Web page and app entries
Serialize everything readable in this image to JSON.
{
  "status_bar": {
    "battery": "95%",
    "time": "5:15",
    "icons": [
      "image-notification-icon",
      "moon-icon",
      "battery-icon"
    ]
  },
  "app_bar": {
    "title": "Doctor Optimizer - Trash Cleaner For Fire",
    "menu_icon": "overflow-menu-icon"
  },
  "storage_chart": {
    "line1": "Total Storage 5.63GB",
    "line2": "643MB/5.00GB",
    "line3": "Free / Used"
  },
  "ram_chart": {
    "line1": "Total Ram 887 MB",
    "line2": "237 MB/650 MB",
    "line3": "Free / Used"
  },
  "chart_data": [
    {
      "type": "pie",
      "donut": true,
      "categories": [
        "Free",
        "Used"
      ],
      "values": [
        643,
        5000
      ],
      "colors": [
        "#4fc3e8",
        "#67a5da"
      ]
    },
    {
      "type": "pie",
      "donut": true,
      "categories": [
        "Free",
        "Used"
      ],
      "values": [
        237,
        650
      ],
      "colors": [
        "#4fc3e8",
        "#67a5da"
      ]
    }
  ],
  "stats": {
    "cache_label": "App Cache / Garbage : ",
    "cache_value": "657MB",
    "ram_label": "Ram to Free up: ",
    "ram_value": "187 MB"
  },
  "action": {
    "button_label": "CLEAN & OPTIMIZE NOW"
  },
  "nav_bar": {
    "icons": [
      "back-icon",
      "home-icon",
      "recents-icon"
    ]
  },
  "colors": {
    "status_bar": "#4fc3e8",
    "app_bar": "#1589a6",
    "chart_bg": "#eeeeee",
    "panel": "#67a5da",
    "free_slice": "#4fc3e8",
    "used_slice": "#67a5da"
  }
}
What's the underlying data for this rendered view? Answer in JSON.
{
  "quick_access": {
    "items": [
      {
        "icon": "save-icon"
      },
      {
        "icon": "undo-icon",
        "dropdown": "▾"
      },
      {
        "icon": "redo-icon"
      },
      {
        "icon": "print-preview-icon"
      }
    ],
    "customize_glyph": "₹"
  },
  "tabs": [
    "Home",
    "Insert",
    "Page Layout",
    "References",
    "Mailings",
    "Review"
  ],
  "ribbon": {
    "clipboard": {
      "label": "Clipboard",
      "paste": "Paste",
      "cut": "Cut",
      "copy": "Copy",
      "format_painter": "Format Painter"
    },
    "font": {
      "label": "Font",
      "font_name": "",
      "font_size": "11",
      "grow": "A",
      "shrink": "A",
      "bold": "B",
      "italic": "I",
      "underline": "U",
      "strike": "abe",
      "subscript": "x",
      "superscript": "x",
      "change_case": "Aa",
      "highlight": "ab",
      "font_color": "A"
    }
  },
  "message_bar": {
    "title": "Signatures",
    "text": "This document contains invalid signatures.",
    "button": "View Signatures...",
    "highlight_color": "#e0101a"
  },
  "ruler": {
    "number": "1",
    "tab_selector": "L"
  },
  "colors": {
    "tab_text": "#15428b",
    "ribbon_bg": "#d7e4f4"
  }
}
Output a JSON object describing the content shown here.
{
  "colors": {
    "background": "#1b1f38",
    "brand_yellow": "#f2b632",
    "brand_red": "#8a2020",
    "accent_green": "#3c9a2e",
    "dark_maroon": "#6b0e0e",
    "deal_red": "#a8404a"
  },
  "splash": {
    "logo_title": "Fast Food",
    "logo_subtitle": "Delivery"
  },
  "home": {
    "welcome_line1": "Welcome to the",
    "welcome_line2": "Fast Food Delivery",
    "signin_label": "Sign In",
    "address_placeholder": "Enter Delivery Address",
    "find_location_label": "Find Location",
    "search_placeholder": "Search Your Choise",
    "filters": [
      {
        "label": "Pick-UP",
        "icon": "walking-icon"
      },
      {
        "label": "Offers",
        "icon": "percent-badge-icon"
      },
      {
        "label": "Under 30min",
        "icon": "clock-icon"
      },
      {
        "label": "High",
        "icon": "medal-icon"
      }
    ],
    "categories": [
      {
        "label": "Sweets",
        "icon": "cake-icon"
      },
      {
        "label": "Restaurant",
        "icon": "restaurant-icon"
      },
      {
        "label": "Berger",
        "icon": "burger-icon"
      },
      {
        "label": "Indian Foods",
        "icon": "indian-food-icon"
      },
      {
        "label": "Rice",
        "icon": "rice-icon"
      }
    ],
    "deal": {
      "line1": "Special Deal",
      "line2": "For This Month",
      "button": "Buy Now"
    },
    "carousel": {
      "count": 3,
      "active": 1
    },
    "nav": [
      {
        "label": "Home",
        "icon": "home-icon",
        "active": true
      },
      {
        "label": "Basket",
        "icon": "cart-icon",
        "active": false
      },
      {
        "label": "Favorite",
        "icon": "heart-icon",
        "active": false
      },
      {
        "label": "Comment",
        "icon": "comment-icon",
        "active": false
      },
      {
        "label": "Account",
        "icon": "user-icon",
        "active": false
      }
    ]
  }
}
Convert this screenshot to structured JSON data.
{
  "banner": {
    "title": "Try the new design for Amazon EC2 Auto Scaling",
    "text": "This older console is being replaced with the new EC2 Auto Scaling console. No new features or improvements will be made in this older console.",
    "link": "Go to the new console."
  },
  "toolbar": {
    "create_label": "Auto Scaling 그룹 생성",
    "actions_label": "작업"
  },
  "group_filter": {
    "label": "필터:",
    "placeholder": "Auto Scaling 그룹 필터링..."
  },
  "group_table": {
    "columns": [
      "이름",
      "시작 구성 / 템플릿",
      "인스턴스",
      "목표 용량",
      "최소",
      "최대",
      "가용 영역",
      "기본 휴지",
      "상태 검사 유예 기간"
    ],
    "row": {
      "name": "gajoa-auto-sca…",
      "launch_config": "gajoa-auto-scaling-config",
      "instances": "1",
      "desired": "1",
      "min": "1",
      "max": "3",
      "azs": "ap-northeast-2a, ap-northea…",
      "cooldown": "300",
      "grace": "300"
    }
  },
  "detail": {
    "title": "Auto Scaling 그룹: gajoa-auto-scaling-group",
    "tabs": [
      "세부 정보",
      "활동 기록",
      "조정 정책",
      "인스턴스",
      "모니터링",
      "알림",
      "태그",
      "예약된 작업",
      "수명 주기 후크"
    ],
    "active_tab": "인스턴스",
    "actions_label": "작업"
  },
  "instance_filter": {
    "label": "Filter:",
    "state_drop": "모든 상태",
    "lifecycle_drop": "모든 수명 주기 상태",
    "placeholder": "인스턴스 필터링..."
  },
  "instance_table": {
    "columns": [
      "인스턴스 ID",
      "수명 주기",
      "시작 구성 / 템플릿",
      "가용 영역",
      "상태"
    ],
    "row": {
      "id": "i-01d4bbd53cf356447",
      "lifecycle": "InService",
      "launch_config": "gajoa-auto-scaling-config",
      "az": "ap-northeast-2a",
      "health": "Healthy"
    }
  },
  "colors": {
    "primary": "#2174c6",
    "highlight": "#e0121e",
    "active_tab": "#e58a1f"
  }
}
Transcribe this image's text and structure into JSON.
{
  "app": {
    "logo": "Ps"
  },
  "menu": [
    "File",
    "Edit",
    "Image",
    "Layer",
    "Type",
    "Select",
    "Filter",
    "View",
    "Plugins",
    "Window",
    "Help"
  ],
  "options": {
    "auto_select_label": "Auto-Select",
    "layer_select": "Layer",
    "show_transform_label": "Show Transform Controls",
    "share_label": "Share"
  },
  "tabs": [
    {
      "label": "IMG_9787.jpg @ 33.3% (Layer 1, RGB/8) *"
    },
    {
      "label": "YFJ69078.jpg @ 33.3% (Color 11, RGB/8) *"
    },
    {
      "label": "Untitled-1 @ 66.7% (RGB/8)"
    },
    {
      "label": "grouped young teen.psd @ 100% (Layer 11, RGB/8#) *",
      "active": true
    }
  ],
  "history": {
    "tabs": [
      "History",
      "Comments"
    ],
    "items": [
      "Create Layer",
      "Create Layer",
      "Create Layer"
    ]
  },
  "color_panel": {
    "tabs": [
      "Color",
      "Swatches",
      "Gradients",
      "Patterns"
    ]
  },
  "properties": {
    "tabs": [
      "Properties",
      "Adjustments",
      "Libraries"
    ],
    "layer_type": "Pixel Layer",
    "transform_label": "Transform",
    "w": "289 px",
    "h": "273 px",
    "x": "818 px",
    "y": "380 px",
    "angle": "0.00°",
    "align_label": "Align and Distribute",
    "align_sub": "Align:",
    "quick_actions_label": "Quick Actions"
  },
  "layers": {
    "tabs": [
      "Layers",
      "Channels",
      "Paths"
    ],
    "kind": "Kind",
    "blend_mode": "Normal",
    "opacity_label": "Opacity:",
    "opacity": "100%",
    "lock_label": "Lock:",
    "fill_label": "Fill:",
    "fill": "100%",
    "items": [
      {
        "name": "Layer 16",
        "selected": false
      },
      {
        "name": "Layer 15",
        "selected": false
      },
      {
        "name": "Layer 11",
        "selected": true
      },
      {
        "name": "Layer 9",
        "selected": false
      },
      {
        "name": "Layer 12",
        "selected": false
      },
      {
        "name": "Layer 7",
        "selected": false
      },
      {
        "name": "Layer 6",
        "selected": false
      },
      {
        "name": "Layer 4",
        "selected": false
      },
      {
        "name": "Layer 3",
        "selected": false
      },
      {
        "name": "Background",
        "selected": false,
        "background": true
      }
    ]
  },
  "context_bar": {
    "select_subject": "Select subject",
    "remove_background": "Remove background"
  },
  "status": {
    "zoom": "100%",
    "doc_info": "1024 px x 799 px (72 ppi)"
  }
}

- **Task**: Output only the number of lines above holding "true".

- **Solution for this exercise**: 6